Interactive Map: Green Recovery

Last month, the Center for American Progress released a report by University of Massachusetts Political Economy Research Institute economists entitled, “Green Recovery.” The report demonstrated that by making a rapid $100 billion green economic investment, the United States can create 2 million jobs in two years.

The map below shows allocations to 34 states from the green recovery program (based on the state’s population density and contribution to gross domestic product), the net job creation for these states through the program, and how much this net job creation would reduce the state’s unemployment rate (based on September 2008 unemployment figures).*


The program proposes to boost public investment (and leverage private capital through loan guarantees) in six energy efficiency and renewable energy strategies: retrofitting buildings to improve energy efficiency; expanding mass transit and freight rail; constructing “smart” electrical grid transmission systems; wind power; solar power; and next-generation biofuels.

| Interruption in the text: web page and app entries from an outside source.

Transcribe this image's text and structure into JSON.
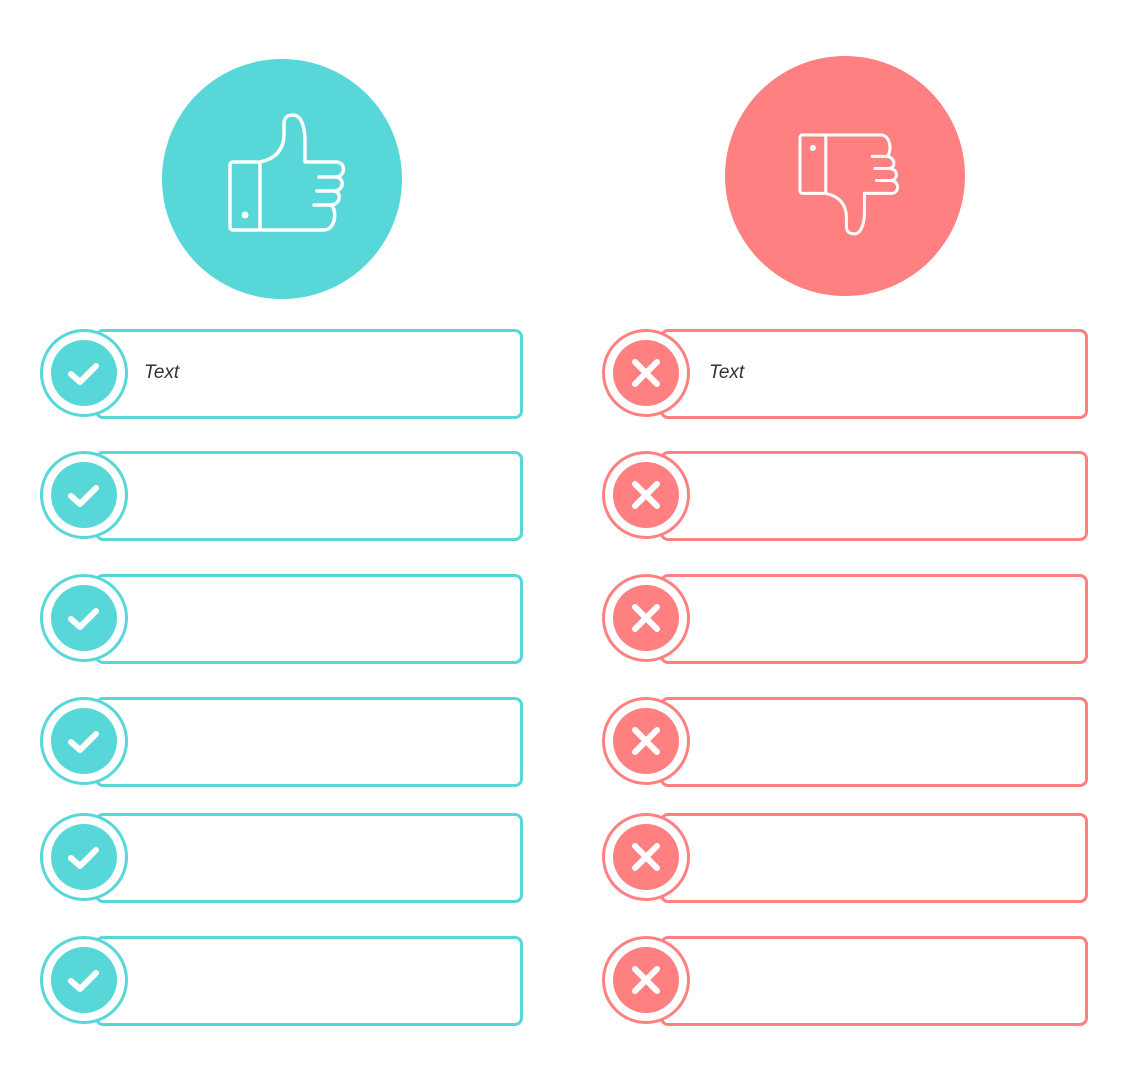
{
  "colors": {
    "pros": "#57D7D7",
    "cons": "#FF8080"
  },
  "pros": {
    "icon": "thumbs-up-icon",
    "item_icon": "check-icon",
    "items": [
      "Text",
      "",
      "",
      "",
      "",
      ""
    ]
  },
  "cons": {
    "icon": "thumbs-down-icon",
    "item_icon": "x-icon",
    "items": [
      "Text",
      "",
      "",
      "",
      "",
      ""
    ]
  }
}
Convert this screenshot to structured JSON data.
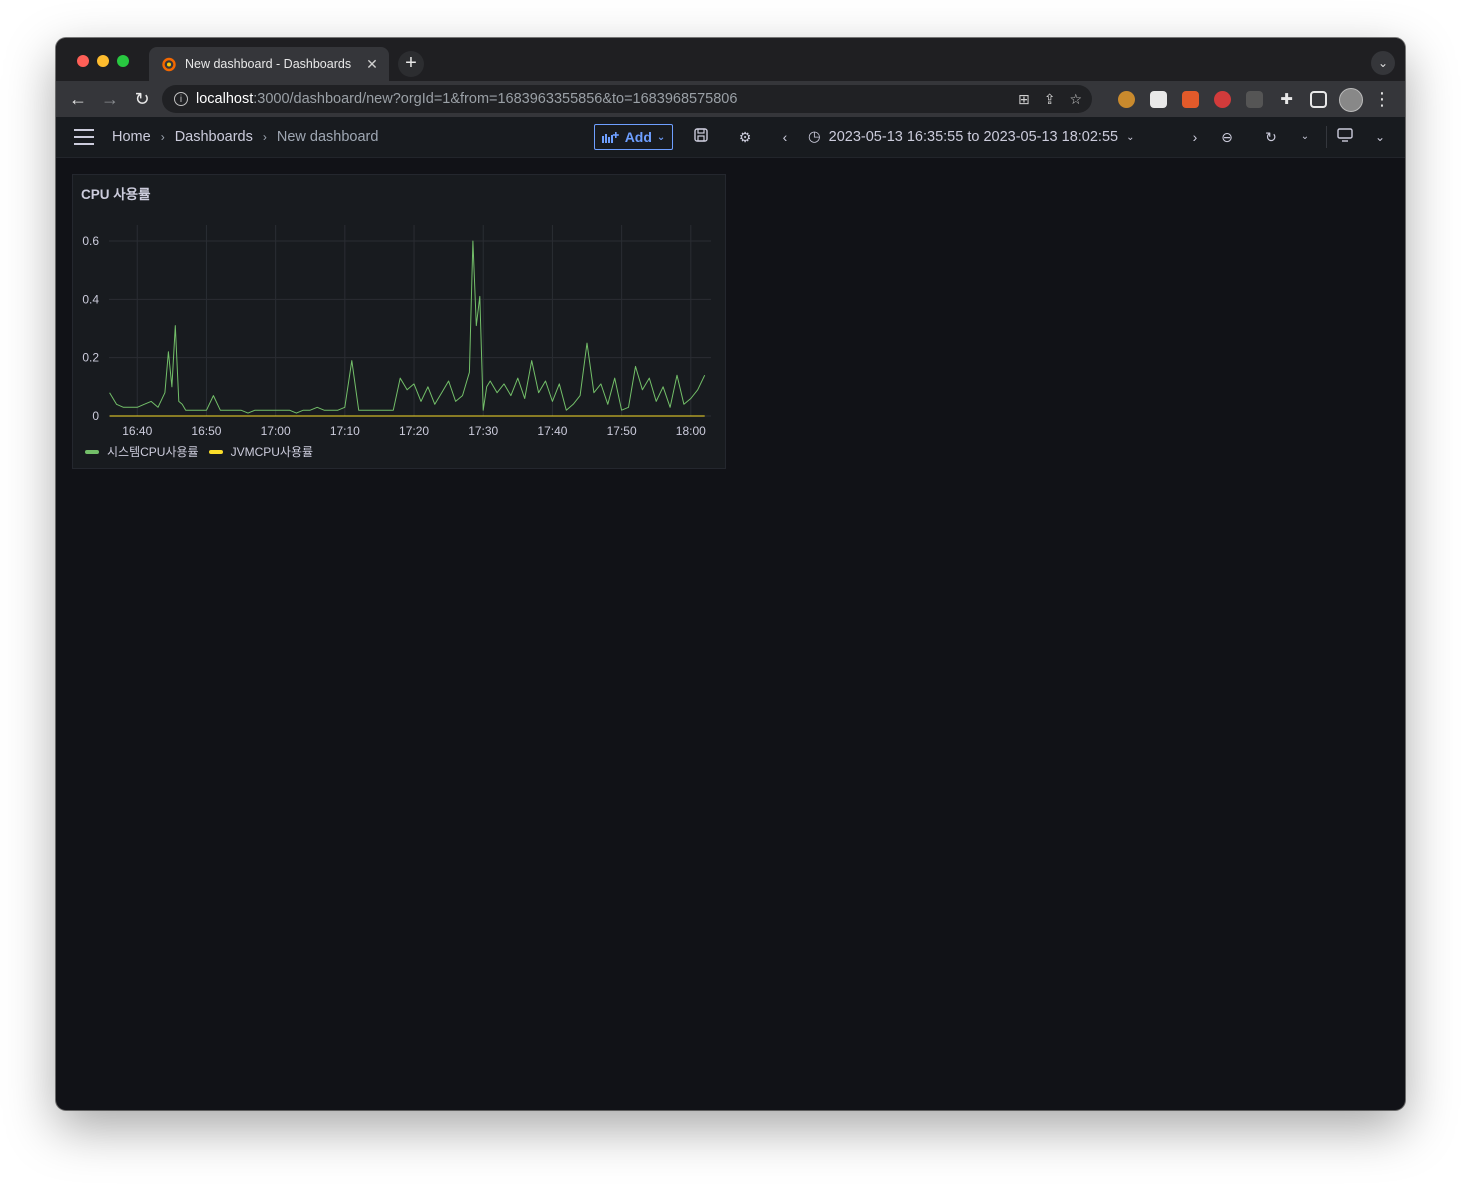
{
  "browser": {
    "tab_title": "New dashboard - Dashboards",
    "url_host": "localhost",
    "url_rest": ":3000/dashboard/new?orgId=1&from=1683963355856&to=1683968575806"
  },
  "nav": {
    "breadcrumbs": [
      "Home",
      "Dashboards",
      "New dashboard"
    ],
    "add_label": "Add",
    "time_range": "2023-05-13 16:35:55 to 2023-05-13 18:02:55"
  },
  "panel": {
    "title": "CPU 사용률"
  },
  "colors": {
    "series_system": "#73bf69",
    "series_jvm": "#fade2a",
    "accent": "#6e9fff"
  },
  "chart_data": {
    "type": "line",
    "title": "CPU 사용률",
    "x_ticks": [
      "16:40",
      "16:50",
      "17:00",
      "17:10",
      "17:20",
      "17:30",
      "17:40",
      "17:50",
      "18:00"
    ],
    "y_ticks": [
      "0",
      "0.2",
      "0.4",
      "0.6"
    ],
    "xlim": [
      "16:35:55",
      "18:02:55"
    ],
    "ylim": [
      0,
      0.6
    ],
    "grid": true,
    "legend_position": "bottom-left",
    "series": [
      {
        "name": "시스템CPU사용률",
        "color": "#73bf69",
        "x": [
          "16:36",
          "16:37",
          "16:38",
          "16:39",
          "16:40",
          "16:41",
          "16:42",
          "16:43",
          "16:44",
          "16:44:30",
          "16:45",
          "16:45:30",
          "16:46",
          "16:46:30",
          "16:47",
          "16:48",
          "16:49",
          "16:50",
          "16:51",
          "16:52",
          "16:53",
          "16:54",
          "16:55",
          "16:56",
          "16:57",
          "16:58",
          "16:59",
          "17:00",
          "17:01",
          "17:02",
          "17:03",
          "17:04",
          "17:05",
          "17:06",
          "17:07",
          "17:08",
          "17:09",
          "17:10",
          "17:11",
          "17:12",
          "17:13",
          "17:14",
          "17:15",
          "17:16",
          "17:17",
          "17:18",
          "17:19",
          "17:20",
          "17:21",
          "17:22",
          "17:23",
          "17:24",
          "17:25",
          "17:26",
          "17:27",
          "17:28",
          "17:28:30",
          "17:29",
          "17:29:30",
          "17:30",
          "17:30:30",
          "17:31",
          "17:32",
          "17:33",
          "17:34",
          "17:35",
          "17:36",
          "17:37",
          "17:38",
          "17:39",
          "17:40",
          "17:41",
          "17:42",
          "17:43",
          "17:44",
          "17:45",
          "17:46",
          "17:47",
          "17:48",
          "17:49",
          "17:50",
          "17:51",
          "17:52",
          "17:53",
          "17:54",
          "17:55",
          "17:56",
          "17:57",
          "17:58",
          "17:59",
          "18:00",
          "18:01",
          "18:02"
        ],
        "y": [
          0.08,
          0.04,
          0.03,
          0.03,
          0.03,
          0.04,
          0.05,
          0.03,
          0.08,
          0.22,
          0.1,
          0.31,
          0.05,
          0.04,
          0.02,
          0.02,
          0.02,
          0.02,
          0.07,
          0.02,
          0.02,
          0.02,
          0.02,
          0.01,
          0.02,
          0.02,
          0.02,
          0.02,
          0.02,
          0.02,
          0.01,
          0.02,
          0.02,
          0.03,
          0.02,
          0.02,
          0.02,
          0.03,
          0.19,
          0.02,
          0.02,
          0.02,
          0.02,
          0.02,
          0.02,
          0.13,
          0.09,
          0.11,
          0.05,
          0.1,
          0.04,
          0.08,
          0.12,
          0.05,
          0.07,
          0.15,
          0.6,
          0.31,
          0.41,
          0.02,
          0.1,
          0.12,
          0.08,
          0.11,
          0.07,
          0.13,
          0.06,
          0.19,
          0.08,
          0.12,
          0.05,
          0.11,
          0.02,
          0.04,
          0.07,
          0.25,
          0.08,
          0.11,
          0.04,
          0.13,
          0.02,
          0.03,
          0.17,
          0.09,
          0.13,
          0.05,
          0.1,
          0.03,
          0.14,
          0.04,
          0.06,
          0.09,
          0.14
        ]
      },
      {
        "name": "JVMCPU사용률",
        "color": "#fade2a",
        "x": [
          "16:36",
          "18:02"
        ],
        "y": [
          0.0,
          0.0
        ]
      }
    ]
  }
}
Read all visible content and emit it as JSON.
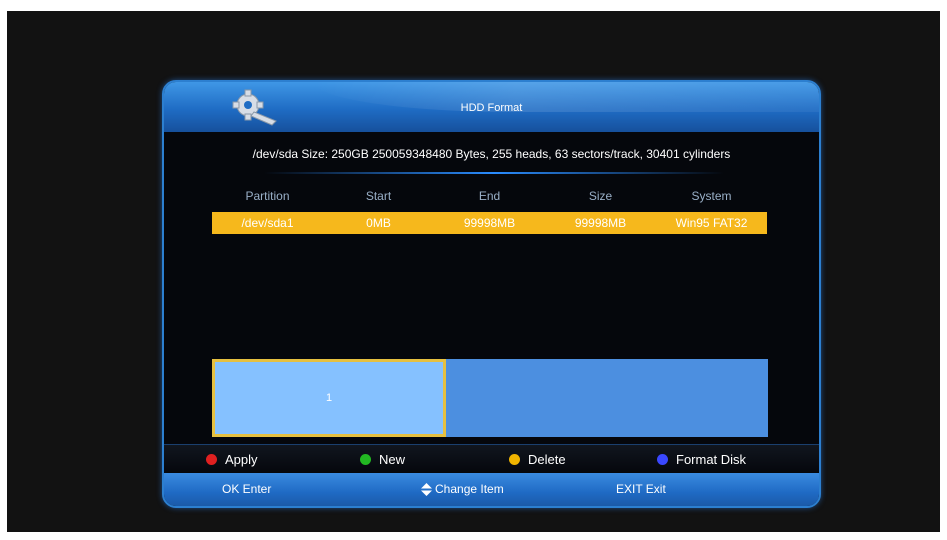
{
  "window": {
    "title": "HDD Format"
  },
  "disk_info": "/dev/sda Size: 250GB 250059348480 Bytes, 255 heads, 63 sectors/track, 30401 cylinders",
  "table": {
    "headers": [
      "Partition",
      "Start",
      "End",
      "Size",
      "System"
    ],
    "rows": [
      [
        "/dev/sda1",
        "0MB",
        "99998MB",
        "99998MB",
        "Win95 FAT32"
      ]
    ],
    "selected_row_color": "#f6b81c"
  },
  "partition_map": {
    "blocks": [
      {
        "label": "1",
        "fraction": 0.41
      }
    ],
    "used_color": "#85c1ff",
    "free_color": "#4c8fe0"
  },
  "color_keys": {
    "red": {
      "label": "Apply",
      "color": "#e02020"
    },
    "green": {
      "label": "New",
      "color": "#22b822"
    },
    "yellow": {
      "label": "Delete",
      "color": "#f0b400"
    },
    "blue": {
      "label": "Format Disk",
      "color": "#3a48ff"
    }
  },
  "nav_hints": {
    "ok": "OK Enter",
    "updown": "Change Item",
    "exit": "EXIT Exit"
  },
  "icons": {
    "title": "settings-gear-icon",
    "updown": "up-down-arrow-icon"
  }
}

The majority of jobs that would be created through the green economic recovery program would be in the same areas of employment people already work in today, in every region and state of the country. The program would provide a major boost to the construction and manufacturing sectors throughout the United States, through much-needed spending on green infrastructure. The table below provides a representative sample of the employment areas that will expand through the green stimulus plan.

green investments and jobs


* These state allocations are based on $100 billion in federal funds and an additional $20 billion in private capital leveraged through loan guarantees. The job creation numbers for each state also reflect these figures. Note that totals for allocations will not add up to $120 billion since only 34 states are shown, and total jobs will not equal 2 million for the same reason. All states would be included in the program.

For more on this topic, please see: